Quick overview: The series consists of 13 books that chronicle the lives of the Baudelaire orphans, whose parents have just died in a mysterious fire. They have a large inheritance that is being held for them until they come of age, and the book chronciles their (mis)adventures as they try to elude the villainous Count Olaf, who is trying to seize their money.

The books are written really well - my main reaction reading this is that I would have LOVED it when I was a kid. They're written for people who love reading - lots of obvious (and not so obvious) literary references, black humor, complicated and made-up words, and a wheels-within-wheels type mystery. The books start out with a standard formula: the kids move to a new foster home with a distant relative, Count Olaf shows up in disguise and hatches some scheme, the kids foil it, and they are forced to move on somewhere else. It gets grating after awhile, but luckily these books are quick reads, and the series switches gears after the 6th book, when they start learning more about the events that their parents were mixed up in, and after the 7th book, when the Baudelaires are on the run after being framed for murder.

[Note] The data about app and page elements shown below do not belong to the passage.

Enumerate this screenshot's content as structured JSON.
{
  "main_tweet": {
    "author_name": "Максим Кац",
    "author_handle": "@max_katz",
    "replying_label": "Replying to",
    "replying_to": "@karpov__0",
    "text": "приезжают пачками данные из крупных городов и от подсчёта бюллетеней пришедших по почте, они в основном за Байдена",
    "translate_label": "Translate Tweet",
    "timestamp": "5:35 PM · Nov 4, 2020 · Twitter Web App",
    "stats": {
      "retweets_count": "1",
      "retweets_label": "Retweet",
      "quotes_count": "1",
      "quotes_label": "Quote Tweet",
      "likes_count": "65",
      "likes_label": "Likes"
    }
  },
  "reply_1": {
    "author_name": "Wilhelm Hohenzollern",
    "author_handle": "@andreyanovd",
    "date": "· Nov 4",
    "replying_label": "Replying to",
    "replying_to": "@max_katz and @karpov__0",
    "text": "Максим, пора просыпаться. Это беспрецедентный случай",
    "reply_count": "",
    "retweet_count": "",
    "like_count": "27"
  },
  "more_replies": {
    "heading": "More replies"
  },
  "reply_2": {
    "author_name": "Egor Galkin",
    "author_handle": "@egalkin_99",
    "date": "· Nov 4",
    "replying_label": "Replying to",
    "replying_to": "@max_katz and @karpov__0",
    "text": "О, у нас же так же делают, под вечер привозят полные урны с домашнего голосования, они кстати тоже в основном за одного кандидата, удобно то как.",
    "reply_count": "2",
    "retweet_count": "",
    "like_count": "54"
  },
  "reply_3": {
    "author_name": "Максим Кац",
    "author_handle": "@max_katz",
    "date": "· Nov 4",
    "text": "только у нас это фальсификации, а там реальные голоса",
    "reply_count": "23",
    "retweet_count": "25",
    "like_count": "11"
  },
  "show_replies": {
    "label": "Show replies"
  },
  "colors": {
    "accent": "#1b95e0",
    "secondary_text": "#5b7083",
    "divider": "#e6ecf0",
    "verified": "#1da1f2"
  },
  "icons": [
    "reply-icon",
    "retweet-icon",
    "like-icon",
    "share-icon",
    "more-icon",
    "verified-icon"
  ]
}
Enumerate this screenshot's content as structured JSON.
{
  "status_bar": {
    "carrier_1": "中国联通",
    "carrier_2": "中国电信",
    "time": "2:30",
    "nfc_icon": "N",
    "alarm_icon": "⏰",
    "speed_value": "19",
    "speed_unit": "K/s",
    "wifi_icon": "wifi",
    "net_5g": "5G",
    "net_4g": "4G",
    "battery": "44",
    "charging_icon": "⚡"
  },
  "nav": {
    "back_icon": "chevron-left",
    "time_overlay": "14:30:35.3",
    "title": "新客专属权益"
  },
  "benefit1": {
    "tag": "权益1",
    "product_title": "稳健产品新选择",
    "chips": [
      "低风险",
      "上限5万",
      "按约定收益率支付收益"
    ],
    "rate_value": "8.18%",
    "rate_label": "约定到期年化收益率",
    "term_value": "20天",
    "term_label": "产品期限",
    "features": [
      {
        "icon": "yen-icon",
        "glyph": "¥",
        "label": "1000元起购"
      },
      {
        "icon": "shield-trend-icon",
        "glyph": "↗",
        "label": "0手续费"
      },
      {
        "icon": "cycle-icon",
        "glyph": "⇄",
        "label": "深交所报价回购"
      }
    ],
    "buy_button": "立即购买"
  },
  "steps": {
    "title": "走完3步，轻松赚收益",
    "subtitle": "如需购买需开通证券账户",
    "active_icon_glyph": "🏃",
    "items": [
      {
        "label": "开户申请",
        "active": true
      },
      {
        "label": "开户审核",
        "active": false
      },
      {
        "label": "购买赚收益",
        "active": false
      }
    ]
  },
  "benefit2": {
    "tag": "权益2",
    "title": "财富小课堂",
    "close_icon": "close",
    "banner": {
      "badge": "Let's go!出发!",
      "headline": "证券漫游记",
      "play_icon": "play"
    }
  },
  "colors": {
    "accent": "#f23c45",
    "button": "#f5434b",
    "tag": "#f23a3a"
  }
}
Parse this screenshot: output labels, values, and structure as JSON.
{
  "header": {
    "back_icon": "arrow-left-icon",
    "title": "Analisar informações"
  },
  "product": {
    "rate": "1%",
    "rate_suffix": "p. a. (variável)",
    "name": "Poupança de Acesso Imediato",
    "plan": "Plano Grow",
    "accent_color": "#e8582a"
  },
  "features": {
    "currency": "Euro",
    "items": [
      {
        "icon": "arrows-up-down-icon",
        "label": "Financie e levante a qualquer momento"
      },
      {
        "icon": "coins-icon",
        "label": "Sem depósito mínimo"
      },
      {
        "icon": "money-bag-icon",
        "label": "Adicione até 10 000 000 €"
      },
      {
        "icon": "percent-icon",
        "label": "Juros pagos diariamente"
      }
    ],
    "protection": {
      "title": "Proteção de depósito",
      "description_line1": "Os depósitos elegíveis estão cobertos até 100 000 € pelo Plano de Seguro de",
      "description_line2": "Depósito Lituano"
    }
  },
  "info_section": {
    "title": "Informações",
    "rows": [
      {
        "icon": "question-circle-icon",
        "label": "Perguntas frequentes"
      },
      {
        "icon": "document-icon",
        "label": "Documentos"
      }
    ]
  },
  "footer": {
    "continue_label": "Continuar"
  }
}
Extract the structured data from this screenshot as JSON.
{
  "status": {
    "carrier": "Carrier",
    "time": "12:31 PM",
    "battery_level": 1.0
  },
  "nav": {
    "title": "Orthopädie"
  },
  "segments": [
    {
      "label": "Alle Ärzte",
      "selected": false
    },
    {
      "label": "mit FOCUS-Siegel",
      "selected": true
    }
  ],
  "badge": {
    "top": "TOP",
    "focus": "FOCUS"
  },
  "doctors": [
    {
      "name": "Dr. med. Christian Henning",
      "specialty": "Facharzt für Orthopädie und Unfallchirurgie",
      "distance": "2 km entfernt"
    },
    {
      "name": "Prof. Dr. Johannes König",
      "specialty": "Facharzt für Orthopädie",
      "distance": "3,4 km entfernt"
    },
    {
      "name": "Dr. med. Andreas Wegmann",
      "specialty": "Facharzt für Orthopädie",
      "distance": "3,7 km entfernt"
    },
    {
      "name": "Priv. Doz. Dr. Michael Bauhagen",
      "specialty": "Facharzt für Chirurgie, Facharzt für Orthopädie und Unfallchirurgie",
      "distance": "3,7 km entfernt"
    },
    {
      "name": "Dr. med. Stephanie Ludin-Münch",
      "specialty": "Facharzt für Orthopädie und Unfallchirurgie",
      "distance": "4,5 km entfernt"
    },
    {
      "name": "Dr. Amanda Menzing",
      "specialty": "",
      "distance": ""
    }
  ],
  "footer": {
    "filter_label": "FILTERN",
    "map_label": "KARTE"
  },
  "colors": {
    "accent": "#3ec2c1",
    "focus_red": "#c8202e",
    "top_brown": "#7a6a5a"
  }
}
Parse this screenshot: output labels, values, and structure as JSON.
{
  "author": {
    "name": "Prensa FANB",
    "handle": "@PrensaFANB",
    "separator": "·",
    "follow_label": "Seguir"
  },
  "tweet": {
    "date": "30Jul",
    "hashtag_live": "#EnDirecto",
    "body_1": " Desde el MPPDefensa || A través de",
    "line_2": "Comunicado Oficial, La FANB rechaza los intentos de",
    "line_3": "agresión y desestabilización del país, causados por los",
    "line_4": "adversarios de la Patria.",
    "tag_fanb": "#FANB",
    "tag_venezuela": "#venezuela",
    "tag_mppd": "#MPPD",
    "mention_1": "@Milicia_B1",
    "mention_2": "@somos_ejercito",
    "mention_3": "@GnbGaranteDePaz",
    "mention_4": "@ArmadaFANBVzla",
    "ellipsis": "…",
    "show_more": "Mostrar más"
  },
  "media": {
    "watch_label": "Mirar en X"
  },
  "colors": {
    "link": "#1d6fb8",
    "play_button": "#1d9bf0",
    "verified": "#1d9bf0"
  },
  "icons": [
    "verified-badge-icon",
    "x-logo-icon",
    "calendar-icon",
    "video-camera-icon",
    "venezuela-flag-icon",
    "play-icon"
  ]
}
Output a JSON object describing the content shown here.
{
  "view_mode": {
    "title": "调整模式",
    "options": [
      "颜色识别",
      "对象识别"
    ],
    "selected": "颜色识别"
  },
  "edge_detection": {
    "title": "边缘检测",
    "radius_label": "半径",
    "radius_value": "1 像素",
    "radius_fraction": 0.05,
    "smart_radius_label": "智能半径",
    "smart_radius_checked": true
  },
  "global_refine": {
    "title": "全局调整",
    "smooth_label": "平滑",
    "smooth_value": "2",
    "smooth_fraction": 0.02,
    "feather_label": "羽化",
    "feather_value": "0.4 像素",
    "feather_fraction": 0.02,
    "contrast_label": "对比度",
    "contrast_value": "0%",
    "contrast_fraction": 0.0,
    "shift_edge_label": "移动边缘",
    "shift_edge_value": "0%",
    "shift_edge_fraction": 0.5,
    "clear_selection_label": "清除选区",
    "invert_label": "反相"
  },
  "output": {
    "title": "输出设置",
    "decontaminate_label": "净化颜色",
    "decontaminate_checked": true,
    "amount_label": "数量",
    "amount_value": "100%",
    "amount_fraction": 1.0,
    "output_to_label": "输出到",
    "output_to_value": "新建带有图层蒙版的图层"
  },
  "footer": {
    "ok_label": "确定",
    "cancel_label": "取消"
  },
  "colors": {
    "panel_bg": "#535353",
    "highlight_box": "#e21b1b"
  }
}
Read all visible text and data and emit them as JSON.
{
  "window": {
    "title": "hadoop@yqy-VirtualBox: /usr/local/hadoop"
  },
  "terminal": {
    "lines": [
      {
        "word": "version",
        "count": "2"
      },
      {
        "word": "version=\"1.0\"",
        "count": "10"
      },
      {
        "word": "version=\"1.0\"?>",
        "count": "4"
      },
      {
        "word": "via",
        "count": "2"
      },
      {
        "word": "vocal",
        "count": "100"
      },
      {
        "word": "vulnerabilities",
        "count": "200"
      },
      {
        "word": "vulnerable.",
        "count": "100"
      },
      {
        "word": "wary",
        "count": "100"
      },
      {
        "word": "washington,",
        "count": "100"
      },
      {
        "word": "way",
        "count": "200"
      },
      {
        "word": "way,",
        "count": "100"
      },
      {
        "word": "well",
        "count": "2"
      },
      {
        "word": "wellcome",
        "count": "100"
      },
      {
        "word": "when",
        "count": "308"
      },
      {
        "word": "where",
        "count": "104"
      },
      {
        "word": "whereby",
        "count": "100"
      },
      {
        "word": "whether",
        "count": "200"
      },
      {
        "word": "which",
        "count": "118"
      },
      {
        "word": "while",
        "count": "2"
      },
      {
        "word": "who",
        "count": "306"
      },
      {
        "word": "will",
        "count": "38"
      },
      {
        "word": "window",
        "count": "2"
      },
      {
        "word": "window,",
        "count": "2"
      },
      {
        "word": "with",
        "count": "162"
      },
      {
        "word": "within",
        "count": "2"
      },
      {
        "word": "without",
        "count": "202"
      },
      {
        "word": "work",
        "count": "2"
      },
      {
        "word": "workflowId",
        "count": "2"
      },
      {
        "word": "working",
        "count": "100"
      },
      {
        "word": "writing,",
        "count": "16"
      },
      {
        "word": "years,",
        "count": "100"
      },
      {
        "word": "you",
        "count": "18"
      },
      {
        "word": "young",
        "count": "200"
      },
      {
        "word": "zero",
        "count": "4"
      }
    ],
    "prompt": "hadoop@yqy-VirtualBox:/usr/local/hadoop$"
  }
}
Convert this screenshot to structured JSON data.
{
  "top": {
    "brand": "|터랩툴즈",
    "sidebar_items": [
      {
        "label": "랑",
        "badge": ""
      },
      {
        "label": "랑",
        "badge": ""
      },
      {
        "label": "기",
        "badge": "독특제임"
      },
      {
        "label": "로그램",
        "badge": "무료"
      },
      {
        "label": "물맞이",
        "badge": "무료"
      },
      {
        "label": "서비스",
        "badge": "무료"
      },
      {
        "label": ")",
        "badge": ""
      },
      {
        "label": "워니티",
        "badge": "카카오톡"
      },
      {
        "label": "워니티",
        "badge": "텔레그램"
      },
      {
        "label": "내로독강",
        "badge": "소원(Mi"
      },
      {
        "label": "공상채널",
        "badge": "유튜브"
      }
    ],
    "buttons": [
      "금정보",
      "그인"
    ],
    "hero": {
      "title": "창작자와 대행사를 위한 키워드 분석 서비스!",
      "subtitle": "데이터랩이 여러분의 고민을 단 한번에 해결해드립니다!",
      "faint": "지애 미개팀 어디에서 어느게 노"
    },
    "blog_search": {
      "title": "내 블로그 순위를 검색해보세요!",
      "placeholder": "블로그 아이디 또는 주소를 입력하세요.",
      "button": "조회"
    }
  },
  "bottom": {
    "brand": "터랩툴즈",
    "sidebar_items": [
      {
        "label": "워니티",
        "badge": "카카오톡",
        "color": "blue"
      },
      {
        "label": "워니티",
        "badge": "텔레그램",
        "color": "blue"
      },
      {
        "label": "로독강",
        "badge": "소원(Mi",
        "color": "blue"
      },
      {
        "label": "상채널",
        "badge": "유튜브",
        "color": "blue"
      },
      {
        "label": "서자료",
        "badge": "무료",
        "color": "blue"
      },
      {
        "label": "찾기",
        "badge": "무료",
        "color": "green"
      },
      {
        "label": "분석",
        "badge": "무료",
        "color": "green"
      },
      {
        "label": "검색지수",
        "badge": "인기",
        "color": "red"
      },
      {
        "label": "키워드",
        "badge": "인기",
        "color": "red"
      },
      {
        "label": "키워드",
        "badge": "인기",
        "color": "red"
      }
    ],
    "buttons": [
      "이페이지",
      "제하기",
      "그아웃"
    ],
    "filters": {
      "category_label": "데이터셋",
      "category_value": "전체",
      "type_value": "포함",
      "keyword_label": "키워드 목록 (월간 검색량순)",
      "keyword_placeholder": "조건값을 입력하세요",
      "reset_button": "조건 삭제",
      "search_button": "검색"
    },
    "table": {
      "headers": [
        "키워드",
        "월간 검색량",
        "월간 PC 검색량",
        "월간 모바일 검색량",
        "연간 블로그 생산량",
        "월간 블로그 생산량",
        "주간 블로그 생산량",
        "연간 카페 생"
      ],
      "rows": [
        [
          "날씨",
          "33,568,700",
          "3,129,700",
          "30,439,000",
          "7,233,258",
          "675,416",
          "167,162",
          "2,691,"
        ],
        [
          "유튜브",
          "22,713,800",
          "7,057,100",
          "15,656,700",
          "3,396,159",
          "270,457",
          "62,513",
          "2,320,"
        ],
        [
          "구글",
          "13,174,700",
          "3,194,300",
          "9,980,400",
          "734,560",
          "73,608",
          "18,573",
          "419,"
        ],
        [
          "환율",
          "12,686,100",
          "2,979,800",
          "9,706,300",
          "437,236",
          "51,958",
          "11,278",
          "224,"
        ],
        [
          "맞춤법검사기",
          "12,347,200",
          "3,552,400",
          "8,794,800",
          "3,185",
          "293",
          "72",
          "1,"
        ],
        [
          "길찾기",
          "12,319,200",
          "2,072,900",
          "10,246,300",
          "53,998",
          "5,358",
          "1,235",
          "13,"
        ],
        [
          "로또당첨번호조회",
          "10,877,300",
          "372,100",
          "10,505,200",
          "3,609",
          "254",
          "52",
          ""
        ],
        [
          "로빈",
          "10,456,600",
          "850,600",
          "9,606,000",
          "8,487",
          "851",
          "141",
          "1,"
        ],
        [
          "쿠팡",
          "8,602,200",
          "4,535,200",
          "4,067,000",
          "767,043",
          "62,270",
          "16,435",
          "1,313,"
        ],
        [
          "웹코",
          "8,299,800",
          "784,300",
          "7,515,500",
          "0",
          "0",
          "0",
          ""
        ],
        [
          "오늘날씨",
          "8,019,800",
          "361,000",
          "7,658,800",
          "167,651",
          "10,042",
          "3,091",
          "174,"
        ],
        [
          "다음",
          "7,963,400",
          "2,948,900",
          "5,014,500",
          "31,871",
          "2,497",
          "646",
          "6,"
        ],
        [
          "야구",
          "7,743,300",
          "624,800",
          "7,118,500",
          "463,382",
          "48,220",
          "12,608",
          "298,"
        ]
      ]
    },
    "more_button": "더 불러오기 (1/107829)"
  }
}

In the end, it very much is not a children's book. The line between good and evil blurs slowly over the couse of the book, as we get some insight into the pasts of many of the villains and the good guys aren't revealed to be all that good at times. At several points towards the end the main characters wonder whether they've become villains themselves. The children are exposed to the adult world, which has very few sympathetic characters, even among those who were helpful to the children (not to mention the fact that the most sympathetic characters tend to end up dead).

In the end, they are eventually freed from Count Olaf's interference, and have seen a lot of their preconceptions about the world and their parents torn down. They've seen the world, and it's just pretty nasty and petty in general and are questioning their own actions. Whether I view the ending as good or bad depends on how I'm feeling...if I'm in a good mood and feeling optimistic, then I think that they will be able to use the lessons they've learned from their mistakes (and the many mistakes etc of the people they encountered) to raise and educate Beatrice and be positive forces for change in the deeply flawed world around them. If I'm feeling grouchy, then I feel that the Baudelaires are doomed to repeat the mistakes of the previous generation. Most of the mystery surrounding Count Olaf, VFD, and the events of the past are left unsolved, which left me feeling deeply unsatisfied and almost cheated in a way. But, maybe the fact that the children seem to be letting go of all of this baggage from the past is a sign that history will not repeat itself, and the optimist in me is the winner.